(Nov. 20, 1910-July 1, 1985). First African American woman priest. She was born in Baltimore, Maryland, and raised in Durham, North Carolina. Murray graduated from Hunter College in 1933, and from Howard University Law School in 1944. Her senior thesis at Howard challenged the separate-but-equal principle behind segregation. It was used by lawyers in the 1954 U. S. Supreme Court case, Brown v. Board of Education. She also earned a master's degree at the University of California School of Law in 1945. After teaching at the University of Ghana Law School in West Africa, she returned to the United States where she earned a Doctor of Juridical Science degree from the Yale Law School in 1965. Murray joined the faculty of Brandeis University in 1968. She resigned to matriculate at the General Theological Seminary in 1973, where she earned a Master of Divinity degree in 1976. She was ordained deacon on June 9, 1976. On Jan. 8, 1977, Murray was ordained the first African American woman priest. The story of her struggles against racial and gender injustice are described in Proud Shoes: The Story of an American Family (1956) and Song in a Weary Throat: An American Pilgrimage (1987). The latter was reprinted as Pauli Murray: The Autobiography of a Black Activist, Feminist, Lawyer, Priest, and Poet (1989). Murray died in Pittsburgh, Pennsylvania.

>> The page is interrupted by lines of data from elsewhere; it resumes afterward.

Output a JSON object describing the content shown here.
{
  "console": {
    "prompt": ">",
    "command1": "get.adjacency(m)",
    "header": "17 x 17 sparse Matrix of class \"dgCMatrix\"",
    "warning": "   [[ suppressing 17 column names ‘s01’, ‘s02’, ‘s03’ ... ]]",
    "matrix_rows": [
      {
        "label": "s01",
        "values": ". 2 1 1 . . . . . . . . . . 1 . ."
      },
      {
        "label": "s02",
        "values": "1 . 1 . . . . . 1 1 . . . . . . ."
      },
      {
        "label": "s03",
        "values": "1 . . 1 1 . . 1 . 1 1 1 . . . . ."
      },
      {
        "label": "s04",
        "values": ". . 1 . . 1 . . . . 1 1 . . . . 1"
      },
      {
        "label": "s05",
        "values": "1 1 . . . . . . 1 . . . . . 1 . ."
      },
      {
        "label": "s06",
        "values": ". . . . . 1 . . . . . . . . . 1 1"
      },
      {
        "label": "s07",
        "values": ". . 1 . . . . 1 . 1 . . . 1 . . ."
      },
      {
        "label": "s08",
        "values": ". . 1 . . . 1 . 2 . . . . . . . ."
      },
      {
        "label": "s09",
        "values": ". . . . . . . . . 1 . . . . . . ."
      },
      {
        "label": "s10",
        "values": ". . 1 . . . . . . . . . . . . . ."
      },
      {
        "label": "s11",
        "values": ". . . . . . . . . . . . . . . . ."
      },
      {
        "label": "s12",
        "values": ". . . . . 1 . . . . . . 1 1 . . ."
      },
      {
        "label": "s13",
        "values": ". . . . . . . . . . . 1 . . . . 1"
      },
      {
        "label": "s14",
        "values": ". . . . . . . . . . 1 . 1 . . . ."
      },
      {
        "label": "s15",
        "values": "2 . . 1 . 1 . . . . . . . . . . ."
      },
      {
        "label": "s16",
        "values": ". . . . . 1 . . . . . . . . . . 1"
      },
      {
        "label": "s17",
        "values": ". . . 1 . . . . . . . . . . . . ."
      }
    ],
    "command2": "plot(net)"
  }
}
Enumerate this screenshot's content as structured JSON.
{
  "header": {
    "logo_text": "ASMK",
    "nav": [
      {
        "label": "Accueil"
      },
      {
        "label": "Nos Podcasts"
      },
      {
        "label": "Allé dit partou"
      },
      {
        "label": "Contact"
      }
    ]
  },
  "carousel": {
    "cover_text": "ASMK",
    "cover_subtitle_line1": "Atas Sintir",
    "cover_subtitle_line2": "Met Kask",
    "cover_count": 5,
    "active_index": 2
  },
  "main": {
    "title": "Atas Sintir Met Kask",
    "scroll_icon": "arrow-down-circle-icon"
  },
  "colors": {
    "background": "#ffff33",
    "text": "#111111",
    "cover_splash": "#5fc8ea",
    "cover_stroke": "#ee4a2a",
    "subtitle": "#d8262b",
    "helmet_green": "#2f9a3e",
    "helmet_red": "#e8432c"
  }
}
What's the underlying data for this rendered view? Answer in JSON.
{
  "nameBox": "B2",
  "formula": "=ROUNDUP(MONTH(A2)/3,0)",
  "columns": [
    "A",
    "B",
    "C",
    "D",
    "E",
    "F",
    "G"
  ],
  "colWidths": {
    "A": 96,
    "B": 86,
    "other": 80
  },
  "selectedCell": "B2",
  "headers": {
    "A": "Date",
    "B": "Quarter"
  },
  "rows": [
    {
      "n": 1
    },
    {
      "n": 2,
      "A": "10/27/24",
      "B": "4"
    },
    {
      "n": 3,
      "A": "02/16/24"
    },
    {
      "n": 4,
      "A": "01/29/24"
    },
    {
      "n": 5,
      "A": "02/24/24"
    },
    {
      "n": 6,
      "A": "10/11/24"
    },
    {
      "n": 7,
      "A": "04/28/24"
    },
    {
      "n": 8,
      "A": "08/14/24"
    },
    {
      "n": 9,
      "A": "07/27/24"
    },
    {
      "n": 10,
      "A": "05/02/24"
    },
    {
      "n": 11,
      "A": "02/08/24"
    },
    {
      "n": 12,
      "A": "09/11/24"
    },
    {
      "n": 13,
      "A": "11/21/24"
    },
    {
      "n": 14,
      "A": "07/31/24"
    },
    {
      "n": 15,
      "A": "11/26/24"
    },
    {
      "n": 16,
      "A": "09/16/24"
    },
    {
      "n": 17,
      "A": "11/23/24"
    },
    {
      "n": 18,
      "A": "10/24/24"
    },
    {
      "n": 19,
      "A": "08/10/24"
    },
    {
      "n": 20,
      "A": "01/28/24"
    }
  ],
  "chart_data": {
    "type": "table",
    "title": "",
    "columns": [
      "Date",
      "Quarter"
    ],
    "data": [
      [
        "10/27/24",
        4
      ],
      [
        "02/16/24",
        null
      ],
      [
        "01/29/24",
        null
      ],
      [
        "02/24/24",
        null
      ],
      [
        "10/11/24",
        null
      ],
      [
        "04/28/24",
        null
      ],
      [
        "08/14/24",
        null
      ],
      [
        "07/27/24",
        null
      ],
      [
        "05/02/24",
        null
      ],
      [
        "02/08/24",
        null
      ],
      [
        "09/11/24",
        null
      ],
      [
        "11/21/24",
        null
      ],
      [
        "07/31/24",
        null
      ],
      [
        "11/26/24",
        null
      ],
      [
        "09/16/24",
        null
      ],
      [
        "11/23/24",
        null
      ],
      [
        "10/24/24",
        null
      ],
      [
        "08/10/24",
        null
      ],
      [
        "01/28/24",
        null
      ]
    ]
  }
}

Glossary definitions provided courtesy of Church Publishing Incorporated, New York, NY,(All Rights reserved) from "An Episcopal Dictionary of the Church, A User Friendly Reference for Episcopalians," Don S. Armentrout and Robert Boak Slocum, editors.